● TASK TO CARRY OUT
Each entry below should be written out exactly as it is, with no pictures.

━━━━━━━━━━━━━━━━━━━━━━━━━━━━━━

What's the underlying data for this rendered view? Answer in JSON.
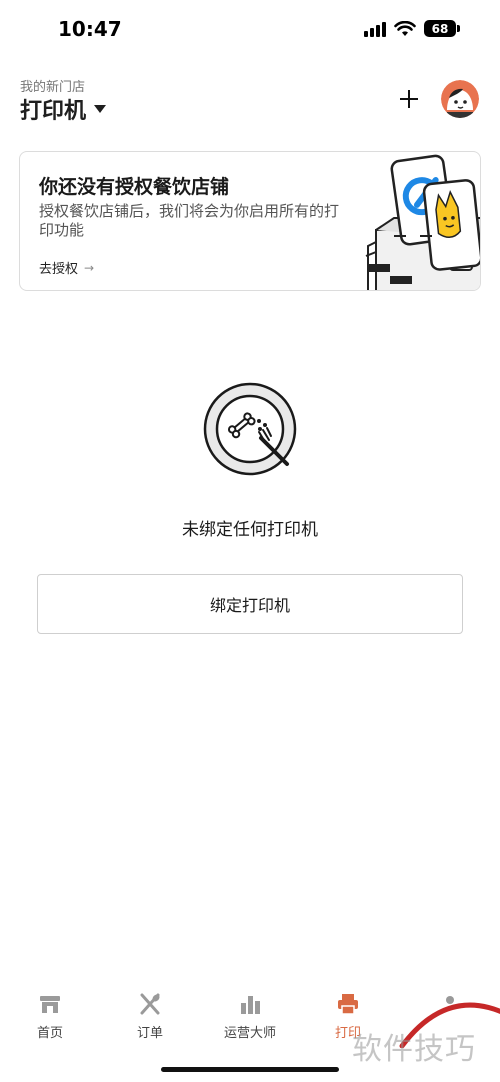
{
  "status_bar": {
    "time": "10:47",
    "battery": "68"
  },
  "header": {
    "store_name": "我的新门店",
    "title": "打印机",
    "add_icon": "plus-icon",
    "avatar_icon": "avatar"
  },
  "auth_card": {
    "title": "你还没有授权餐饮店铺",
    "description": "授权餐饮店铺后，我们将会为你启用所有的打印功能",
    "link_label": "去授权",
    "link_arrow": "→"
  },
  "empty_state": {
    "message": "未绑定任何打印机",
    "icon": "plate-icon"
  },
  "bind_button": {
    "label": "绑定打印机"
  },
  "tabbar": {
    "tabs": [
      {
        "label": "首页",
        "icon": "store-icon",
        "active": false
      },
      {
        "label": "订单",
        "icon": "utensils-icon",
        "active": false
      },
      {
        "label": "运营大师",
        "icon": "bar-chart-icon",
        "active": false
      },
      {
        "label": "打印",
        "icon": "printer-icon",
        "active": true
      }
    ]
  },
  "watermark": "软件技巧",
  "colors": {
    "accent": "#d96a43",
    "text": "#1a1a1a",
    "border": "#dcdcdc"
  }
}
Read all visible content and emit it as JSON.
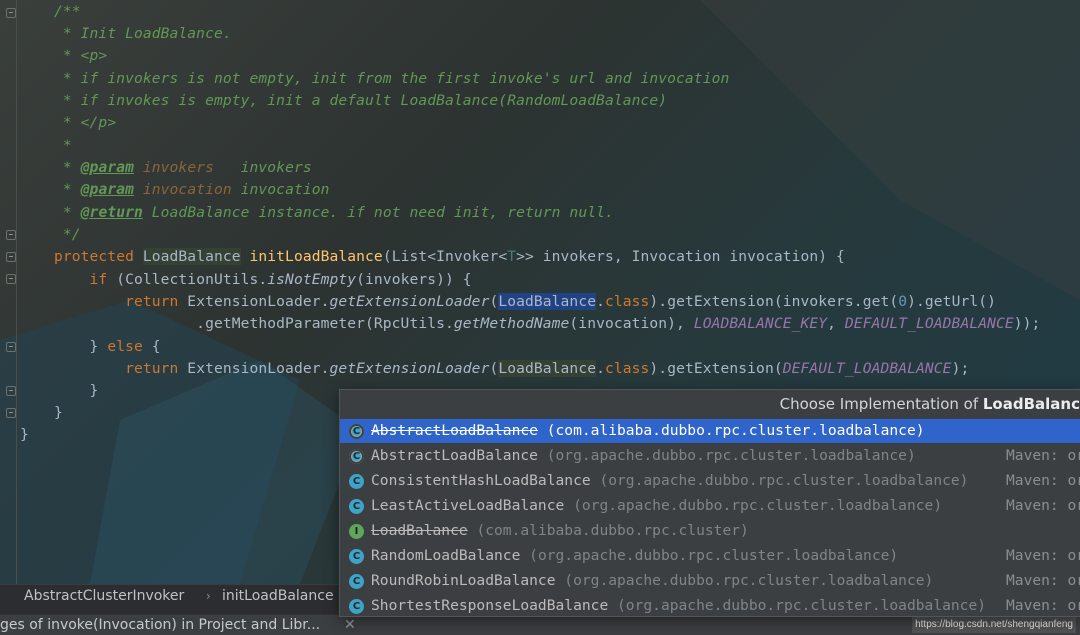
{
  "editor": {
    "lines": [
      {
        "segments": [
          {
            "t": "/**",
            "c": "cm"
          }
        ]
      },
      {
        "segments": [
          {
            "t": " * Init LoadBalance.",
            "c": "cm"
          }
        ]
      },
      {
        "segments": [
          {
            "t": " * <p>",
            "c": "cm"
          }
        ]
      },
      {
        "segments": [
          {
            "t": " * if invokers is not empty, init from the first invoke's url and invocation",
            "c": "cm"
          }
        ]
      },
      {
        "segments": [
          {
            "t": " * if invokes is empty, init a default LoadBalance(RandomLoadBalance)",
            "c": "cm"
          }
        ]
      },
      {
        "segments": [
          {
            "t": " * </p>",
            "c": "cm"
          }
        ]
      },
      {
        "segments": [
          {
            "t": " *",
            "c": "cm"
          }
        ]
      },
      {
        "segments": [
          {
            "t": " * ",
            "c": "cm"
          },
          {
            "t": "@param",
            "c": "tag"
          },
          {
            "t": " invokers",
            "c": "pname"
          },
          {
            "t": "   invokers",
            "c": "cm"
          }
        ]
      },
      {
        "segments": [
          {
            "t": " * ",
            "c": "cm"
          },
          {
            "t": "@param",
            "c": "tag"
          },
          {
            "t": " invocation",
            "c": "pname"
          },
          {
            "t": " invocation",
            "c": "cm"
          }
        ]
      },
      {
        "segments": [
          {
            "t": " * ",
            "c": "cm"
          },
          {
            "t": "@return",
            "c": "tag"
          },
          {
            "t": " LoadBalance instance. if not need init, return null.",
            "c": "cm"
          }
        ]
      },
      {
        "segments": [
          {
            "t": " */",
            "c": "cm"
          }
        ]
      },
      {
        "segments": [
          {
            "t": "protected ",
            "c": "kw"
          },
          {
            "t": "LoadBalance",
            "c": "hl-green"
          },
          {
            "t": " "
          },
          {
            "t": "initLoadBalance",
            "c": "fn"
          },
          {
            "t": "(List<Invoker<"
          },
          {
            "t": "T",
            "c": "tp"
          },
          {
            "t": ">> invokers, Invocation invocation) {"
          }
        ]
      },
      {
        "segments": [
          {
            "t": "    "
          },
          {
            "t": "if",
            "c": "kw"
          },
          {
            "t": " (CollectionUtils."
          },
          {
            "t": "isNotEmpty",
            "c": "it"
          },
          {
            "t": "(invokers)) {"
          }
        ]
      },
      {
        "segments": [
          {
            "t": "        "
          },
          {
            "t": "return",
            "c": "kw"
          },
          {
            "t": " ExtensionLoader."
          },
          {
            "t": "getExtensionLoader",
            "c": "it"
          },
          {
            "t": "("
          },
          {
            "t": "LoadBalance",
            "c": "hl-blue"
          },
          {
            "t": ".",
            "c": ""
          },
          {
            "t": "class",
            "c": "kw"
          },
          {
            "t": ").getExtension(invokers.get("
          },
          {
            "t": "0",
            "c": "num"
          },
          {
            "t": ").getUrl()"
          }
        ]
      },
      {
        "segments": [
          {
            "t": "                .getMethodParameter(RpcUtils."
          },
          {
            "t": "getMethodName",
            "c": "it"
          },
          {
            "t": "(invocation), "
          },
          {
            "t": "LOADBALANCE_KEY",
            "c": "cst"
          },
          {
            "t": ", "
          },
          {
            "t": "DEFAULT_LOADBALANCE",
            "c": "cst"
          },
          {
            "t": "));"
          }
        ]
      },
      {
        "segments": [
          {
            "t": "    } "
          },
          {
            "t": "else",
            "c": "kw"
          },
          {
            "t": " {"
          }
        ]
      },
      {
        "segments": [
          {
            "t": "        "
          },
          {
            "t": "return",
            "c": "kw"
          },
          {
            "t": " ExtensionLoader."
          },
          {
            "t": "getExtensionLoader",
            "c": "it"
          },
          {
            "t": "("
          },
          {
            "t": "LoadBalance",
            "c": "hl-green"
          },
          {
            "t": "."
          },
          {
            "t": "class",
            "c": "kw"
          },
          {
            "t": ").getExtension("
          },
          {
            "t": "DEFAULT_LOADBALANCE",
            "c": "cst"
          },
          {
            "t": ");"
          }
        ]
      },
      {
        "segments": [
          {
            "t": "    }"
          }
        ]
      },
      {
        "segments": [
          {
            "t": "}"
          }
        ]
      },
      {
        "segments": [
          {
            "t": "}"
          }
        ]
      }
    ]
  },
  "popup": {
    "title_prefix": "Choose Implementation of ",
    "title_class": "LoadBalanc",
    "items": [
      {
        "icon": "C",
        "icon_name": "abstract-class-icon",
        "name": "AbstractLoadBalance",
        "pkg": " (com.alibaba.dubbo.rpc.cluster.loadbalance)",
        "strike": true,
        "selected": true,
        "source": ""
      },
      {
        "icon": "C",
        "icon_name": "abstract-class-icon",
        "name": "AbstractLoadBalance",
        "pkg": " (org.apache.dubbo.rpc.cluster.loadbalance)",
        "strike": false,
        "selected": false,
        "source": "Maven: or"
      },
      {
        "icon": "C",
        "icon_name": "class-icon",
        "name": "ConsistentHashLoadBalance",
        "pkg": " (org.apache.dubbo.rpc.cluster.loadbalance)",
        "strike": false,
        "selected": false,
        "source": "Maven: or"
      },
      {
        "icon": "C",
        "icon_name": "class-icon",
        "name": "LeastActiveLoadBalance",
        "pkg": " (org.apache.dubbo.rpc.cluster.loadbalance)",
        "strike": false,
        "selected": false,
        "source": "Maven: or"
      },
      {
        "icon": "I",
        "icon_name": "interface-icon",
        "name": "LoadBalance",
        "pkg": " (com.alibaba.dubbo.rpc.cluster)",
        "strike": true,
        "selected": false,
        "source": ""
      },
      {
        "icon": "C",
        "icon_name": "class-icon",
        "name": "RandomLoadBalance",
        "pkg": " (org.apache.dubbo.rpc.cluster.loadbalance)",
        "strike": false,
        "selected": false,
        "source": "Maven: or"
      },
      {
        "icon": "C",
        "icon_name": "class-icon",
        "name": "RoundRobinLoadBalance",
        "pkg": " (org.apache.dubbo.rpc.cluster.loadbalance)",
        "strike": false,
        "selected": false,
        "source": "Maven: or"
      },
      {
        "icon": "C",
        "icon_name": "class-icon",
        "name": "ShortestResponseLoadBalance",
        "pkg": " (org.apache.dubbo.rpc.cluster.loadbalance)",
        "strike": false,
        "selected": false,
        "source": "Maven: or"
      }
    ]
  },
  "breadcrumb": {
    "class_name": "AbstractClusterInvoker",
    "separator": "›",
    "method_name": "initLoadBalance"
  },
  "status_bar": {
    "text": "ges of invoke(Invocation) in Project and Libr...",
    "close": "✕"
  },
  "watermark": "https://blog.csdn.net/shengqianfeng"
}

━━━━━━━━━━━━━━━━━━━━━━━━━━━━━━

● REPLY TO THE EXERCISE
What's the underlying data for this rendered view? Answer in JSON.
{
  "status_bar": {
    "time": "10:47",
    "battery": "68"
  },
  "header": {
    "store_name": "我的新门店",
    "title": "打印机",
    "add_icon": "plus-icon",
    "avatar_icon": "avatar"
  },
  "auth_card": {
    "title": "你还没有授权餐饮店铺",
    "description": "授权餐饮店铺后，我们将会为你启用所有的打印功能",
    "link_label": "去授权",
    "link_arrow": "→"
  },
  "empty_state": {
    "message": "未绑定任何打印机",
    "icon": "plate-icon"
  },
  "bind_button": {
    "label": "绑定打印机"
  },
  "tabbar": {
    "tabs": [
      {
        "label": "首页",
        "icon": "store-icon",
        "active": false
      },
      {
        "label": "订单",
        "icon": "utensils-icon",
        "active": false
      },
      {
        "label": "运营大师",
        "icon": "bar-chart-icon",
        "active": false
      },
      {
        "label": "打印",
        "icon": "printer-icon",
        "active": true
      }
    ]
  },
  "watermark": "软件技巧",
  "colors": {
    "accent": "#d96a43",
    "text": "#1a1a1a",
    "border": "#dcdcdc"
  }
}
Read all visible content and emit it as JSON.
{
  "editor": {
    "lines": [
      {
        "segments": [
          {
            "t": "/**",
            "c": "cm"
          }
        ]
      },
      {
        "segments": [
          {
            "t": " * Init LoadBalance.",
            "c": "cm"
          }
        ]
      },
      {
        "segments": [
          {
            "t": " * <p>",
            "c": "cm"
          }
        ]
      },
      {
        "segments": [
          {
            "t": " * if invokers is not empty, init from the first invoke's url and invocation",
            "c": "cm"
          }
        ]
      },
      {
        "segments": [
          {
            "t": " * if invokes is empty, init a default LoadBalance(RandomLoadBalance)",
            "c": "cm"
          }
        ]
      },
      {
        "segments": [
          {
            "t": " * </p>",
            "c": "cm"
          }
        ]
      },
      {
        "segments": [
          {
            "t": " *",
            "c": "cm"
          }
        ]
      },
      {
        "segments": [
          {
            "t": " * ",
            "c": "cm"
          },
          {
            "t": "@param",
            "c": "tag"
          },
          {
            "t": " invokers",
            "c": "pname"
          },
          {
            "t": "   invokers",
            "c": "cm"
          }
        ]
      },
      {
        "segments": [
          {
            "t": " * ",
            "c": "cm"
          },
          {
            "t": "@param",
            "c": "tag"
          },
          {
            "t": " invocation",
            "c": "pname"
          },
          {
            "t": " invocation",
            "c": "cm"
          }
        ]
      },
      {
        "segments": [
          {
            "t": " * ",
            "c": "cm"
          },
          {
            "t": "@return",
            "c": "tag"
          },
          {
            "t": " LoadBalance instance. if not need init, return null.",
            "c": "cm"
          }
        ]
      },
      {
        "segments": [
          {
            "t": " */",
            "c": "cm"
          }
        ]
      },
      {
        "segments": [
          {
            "t": "protected ",
            "c": "kw"
          },
          {
            "t": "LoadBalance",
            "c": "hl-green"
          },
          {
            "t": " "
          },
          {
            "t": "initLoadBalance",
            "c": "fn"
          },
          {
            "t": "(List<Invoker<"
          },
          {
            "t": "T",
            "c": "tp"
          },
          {
            "t": ">> invokers, Invocation invocation) {"
          }
        ]
      },
      {
        "segments": [
          {
            "t": "    "
          },
          {
            "t": "if",
            "c": "kw"
          },
          {
            "t": " (CollectionUtils."
          },
          {
            "t": "isNotEmpty",
            "c": "it"
          },
          {
            "t": "(invokers)) {"
          }
        ]
      },
      {
        "segments": [
          {
            "t": "        "
          },
          {
            "t": "return",
            "c": "kw"
          },
          {
            "t": " ExtensionLoader."
          },
          {
            "t": "getExtensionLoader",
            "c": "it"
          },
          {
            "t": "("
          },
          {
            "t": "LoadBalance",
            "c": "hl-blue"
          },
          {
            "t": ".",
            "c": ""
          },
          {
            "t": "class",
            "c": "kw"
          },
          {
            "t": ").getExtension(invokers.get("
          },
          {
            "t": "0",
            "c": "num"
          },
          {
            "t": ").getUrl()"
          }
        ]
      },
      {
        "segments": [
          {
            "t": "                .getMethodParameter(RpcUtils."
          },
          {
            "t": "getMethodName",
            "c": "it"
          },
          {
            "t": "(invocation), "
          },
          {
            "t": "LOADBALANCE_KEY",
            "c": "cst"
          },
          {
            "t": ", "
          },
          {
            "t": "DEFAULT_LOADBALANCE",
            "c": "cst"
          },
          {
            "t": "));"
          }
        ]
      },
      {
        "segments": [
          {
            "t": "    } "
          },
          {
            "t": "else",
            "c": "kw"
          },
          {
            "t": " {"
          }
        ]
      },
      {
        "segments": [
          {
            "t": "        "
          },
          {
            "t": "return",
            "c": "kw"
          },
          {
            "t": " ExtensionLoader."
          },
          {
            "t": "getExtensionLoader",
            "c": "it"
          },
          {
            "t": "("
          },
          {
            "t": "LoadBalance",
            "c": "hl-green"
          },
          {
            "t": "."
          },
          {
            "t": "class",
            "c": "kw"
          },
          {
            "t": ").getExtension("
          },
          {
            "t": "DEFAULT_LOADBALANCE",
            "c": "cst"
          },
          {
            "t": ");"
          }
        ]
      },
      {
        "segments": [
          {
            "t": "    }"
          }
        ]
      },
      {
        "segments": [
          {
            "t": "}"
          }
        ]
      },
      {
        "segments": [
          {
            "t": "}"
          }
        ]
      }
    ]
  },
  "popup": {
    "title_prefix": "Choose Implementation of ",
    "title_class": "LoadBalanc",
    "items": [
      {
        "icon": "C",
        "icon_name": "abstract-class-icon",
        "name": "AbstractLoadBalance",
        "pkg": " (com.alibaba.dubbo.rpc.cluster.loadbalance)",
        "strike": true,
        "selected": true,
        "source": ""
      },
      {
        "icon": "C",
        "icon_name": "abstract-class-icon",
        "name": "AbstractLoadBalance",
        "pkg": " (org.apache.dubbo.rpc.cluster.loadbalance)",
        "strike": false,
        "selected": false,
        "source": "Maven: or"
      },
      {
        "icon": "C",
        "icon_name": "class-icon",
        "name": "ConsistentHashLoadBalance",
        "pkg": " (org.apache.dubbo.rpc.cluster.loadbalance)",
        "strike": false,
        "selected": false,
        "source": "Maven: or"
      },
      {
        "icon": "C",
        "icon_name": "class-icon",
        "name": "LeastActiveLoadBalance",
        "pkg": " (org.apache.dubbo.rpc.cluster.loadbalance)",
        "strike": false,
        "selected": false,
        "source": "Maven: or"
      },
      {
        "icon": "I",
        "icon_name": "interface-icon",
        "name": "LoadBalance",
        "pkg": " (com.alibaba.dubbo.rpc.cluster)",
        "strike": true,
        "selected": false,
        "source": ""
      },
      {
        "icon": "C",
        "icon_name": "class-icon",
        "name": "RandomLoadBalance",
        "pkg": " (org.apache.dubbo.rpc.cluster.loadbalance)",
        "strike": false,
        "selected": false,
        "source": "Maven: or"
      },
      {
        "icon": "C",
        "icon_name": "class-icon",
        "name": "RoundRobinLoadBalance",
        "pkg": " (org.apache.dubbo.rpc.cluster.loadbalance)",
        "strike": false,
        "selected": false,
        "source": "Maven: or"
      },
      {
        "icon": "C",
        "icon_name": "class-icon",
        "name": "ShortestResponseLoadBalance",
        "pkg": " (org.apache.dubbo.rpc.cluster.loadbalance)",
        "strike": false,
        "selected": false,
        "source": "Maven: or"
      }
    ]
  },
  "breadcrumb": {
    "class_name": "AbstractClusterInvoker",
    "separator": "›",
    "method_name": "initLoadBalance"
  },
  "status_bar": {
    "text": "ges of invoke(Invocation) in Project and Libr...",
    "close": "✕"
  },
  "watermark": "https://blog.csdn.net/shengqianfeng"
}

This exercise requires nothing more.